News.Apr 28, 2022

Freshwater boundary no longer in safe zone

The planetary boundary for freshwater has been transgressed, according to researchers at Stockholm Resilience Centre, SRC. Their conclusion comes after having included, for the first time, “green water” in the assessment of the planetary boundary for freshwater.

The concept of green water was originally developed by SIWI’s senior advisor Malin Falkenmark. It refers to terrestrial precipitation, evaporation, and soil moisture, or somewhat simplified: the water that is available to plants.

Green water is fundamental to Earth system dynamics but has, until now, not been explicitly considered when assessing the status of the planetary boundaries framework. Such assessments have focused exclusively on “blue water” – the water found in rivers, lakes, and the groundwater. Changing this, to also include green water in the equation, paints a bleak picture for the future of the planet.

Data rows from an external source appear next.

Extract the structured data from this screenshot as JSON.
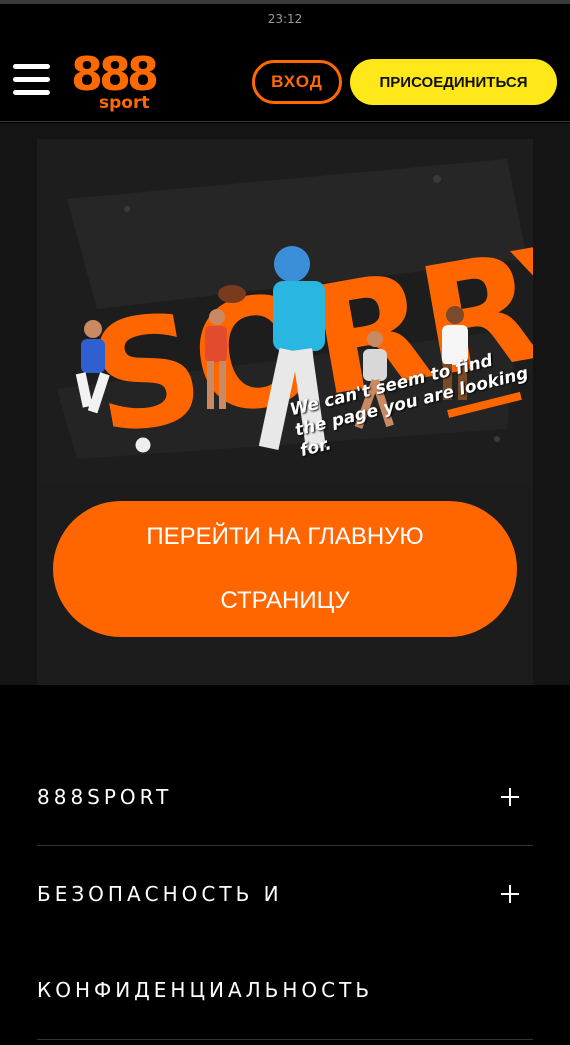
{
  "status_bar": {
    "time": "23:12"
  },
  "header": {
    "logo_main": "888",
    "logo_sub": "sport",
    "login_label": "ВХОД",
    "join_label": "ПРИСОЕДИНИТЬСЯ",
    "icons": [
      "menu-icon"
    ]
  },
  "banner": {
    "headline": "SORRY!",
    "tagline": "We can't seem to find the page you are looking for."
  },
  "main": {
    "home_button_label": "ПЕРЕЙТИ НА ГЛАВНУЮ СТРАНИЦУ"
  },
  "footer": {
    "items": [
      {
        "label": "888SPORT"
      },
      {
        "label": "БЕЗОПАСНОСТЬ И КОНФИДЕНЦИАЛЬНОСТЬ"
      }
    ]
  },
  "colors": {
    "brand_orange": "#ff6600",
    "join_yellow": "#ffe81a",
    "background": "#000000",
    "card_bg": "#1c1c1c"
  }
}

“Water is the bloodstream of the biosphere. But we are profoundly changing the water cycle. This is now affecting the health of the entire planet,” says Lan Wang-Erlandsson, lead writer of SRC’s study.

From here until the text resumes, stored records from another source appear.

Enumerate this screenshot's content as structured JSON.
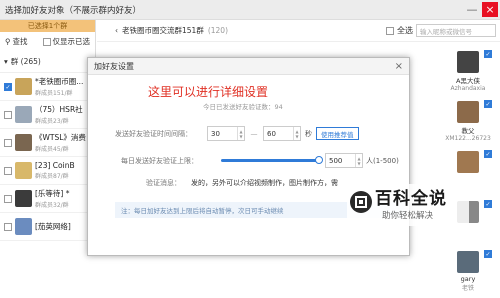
{
  "window": {
    "title": "选择加好友对象（不展示群内好友）"
  },
  "left": {
    "selected_bar": "已选择1个群",
    "find": "查找",
    "cancel_selected": "仅显示已选",
    "group_header": "群 (265)",
    "groups": [
      {
        "name": "*老铁圈币圈...",
        "sub": "群成员151/群",
        "checked": true,
        "color": "#c8a45a"
      },
      {
        "name": "（75）HSR社",
        "sub": "群成员23/群",
        "checked": false,
        "color": "#9aa8b8"
      },
      {
        "name": "《WTSL》消费",
        "sub": "群成员45/群",
        "checked": false,
        "color": "#7a6650"
      },
      {
        "name": "[23] CoinB",
        "sub": "群成员87/群",
        "checked": false,
        "color": "#d8b86a"
      },
      {
        "name": "[乐等待] *",
        "sub": "群成员32/群",
        "checked": false,
        "color": "#3b3b3b"
      },
      {
        "name": "[茄英网络]",
        "sub": "",
        "checked": false,
        "color": "#6b8cbf"
      }
    ]
  },
  "right": {
    "group_title": "老铁圈币圈交流群151群",
    "group_count": "(120)",
    "select_all": "全选",
    "search_placeholder": "输入昵称或微信号",
    "cards": [
      {
        "name": "A黑大侠",
        "sub": "Azhandaxia",
        "color": "#444"
      },
      {
        "name": "教父",
        "sub": "XM122...26723",
        "color": "#8c6a4a"
      },
      {
        "name": "",
        "sub": "",
        "color": "#a07850"
      },
      {
        "name": "",
        "sub": "",
        "color": "#888"
      },
      {
        "name": "gary",
        "sub": "老铁",
        "color": "#5a6b7a"
      }
    ]
  },
  "dialog": {
    "title": "加好友设置",
    "annotation": "这里可以进行详细设置",
    "today_sent": "今日已发送好友验证数：94",
    "interval_label": "发送好友验证时间间隔：",
    "interval_min": "30",
    "interval_max": "60",
    "interval_unit": "秒",
    "recommend_btn": "使用推荐值",
    "daily_label": "每日发送好友验证上限：",
    "daily_value": "500",
    "daily_fraction": 1.0,
    "daily_range": "人(1-500)",
    "message_label": "验证消息：",
    "message_value": "发的，另外可以介绍视频制作，图片制作方，需",
    "note": "注：每日加好友达到上限后将自动暂停，次日可手动继续"
  },
  "watermark": {
    "big": "百科全说",
    "small": "助你轻松解决"
  }
}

The planetary boundaries framework was defined in 2009 and demarcates the safe operating space for humanity. In other words, our entire future depends on our ability to keep within those boundaries, and yet we increasingly fail to do so. Freshwater use is one of nine planetary boundaries in the framework. It is the sixth to be transgressed.

“SRC’s study shows that the disturbances to the Earth’s water cycle are so extensive that there is a great risk of ecosystems collapsing. We are already experiencing this in many places on earth, as we are more often affected by widespread droughts, major floods, and severe forest fires. If this trend is not reversed, these water risks will increase even further,” says Malin Lundberg Ingemarsson, climate and landscapes specialist at SIWI.

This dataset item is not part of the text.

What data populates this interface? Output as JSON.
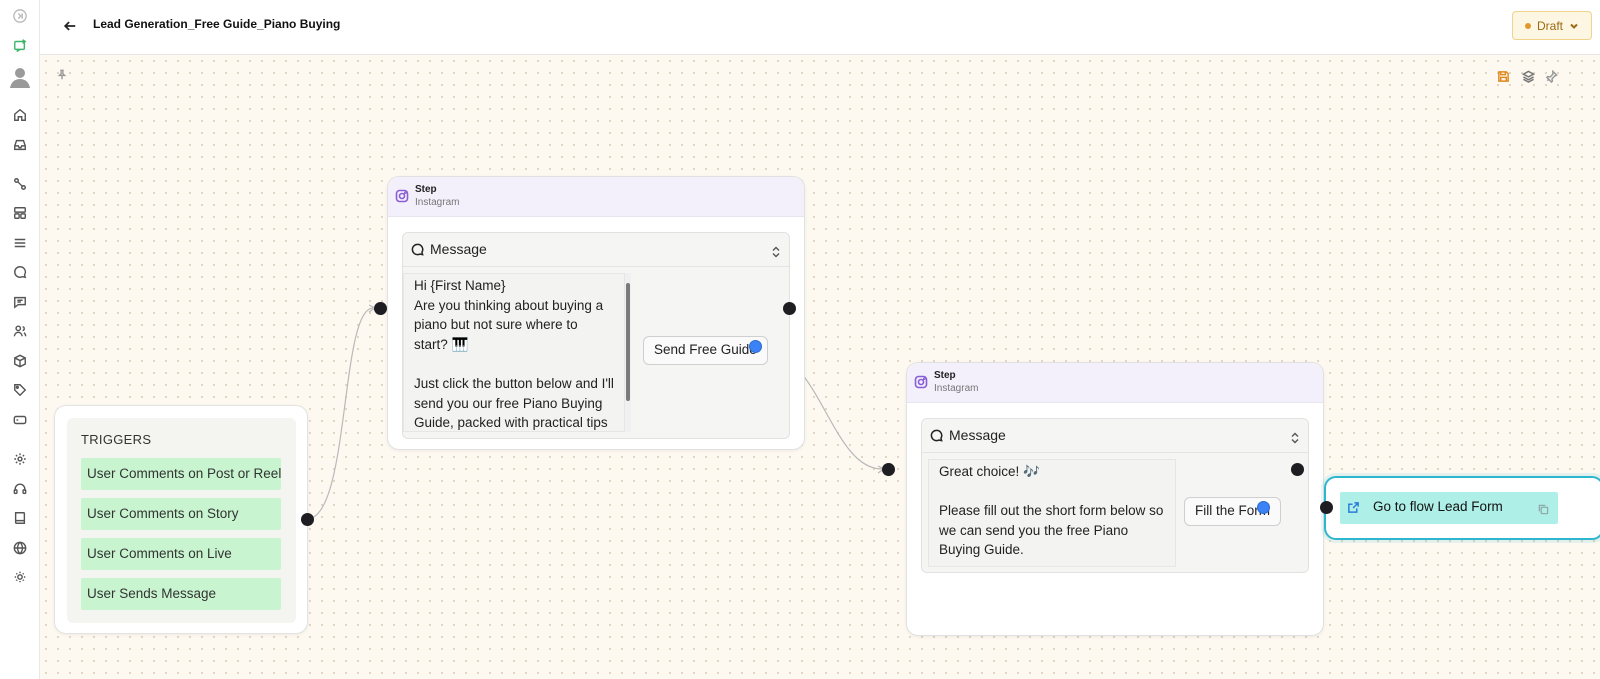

Together with SIWI colleagues Thérèse Rudebeck, Anna Tengberg, and Josh Weinberg, she works closely with SRC and other organizations (see below) on an upcoming report about the role of water in climate mitigation. The main message is that a strong focus on water is essential in these efforts.

Lundberg Ingemarsson says that there is a risk that many of the earth’s large CO2 sinks, such as the Amazon, will tip over and instead start releasing carbon.

“These processes can be very difficult to stop once they start. It is of the utmost importance that we reverse this development. A crucial part of that is to invest in sustainable water management for improved climate action.”

REPORT | Water and Mitigation

SIWI and SRC cooperate (together with GIZ, UNDP-WGF and PIK/Potsdam Institute) on an upcoming report which is collecting comprehensive evidence that freshwater plays an essential role in climate change mitigation. The report highlights risks and opportunities in climate change mitigation by explaining how measures needed to reach climate emissions neutrality depend on sufficient supply of freshwater and healthy freshwater ecosystems. The main aim of the report is to help policy and decision makers formulate strategies that are both climate-smart and water-wise.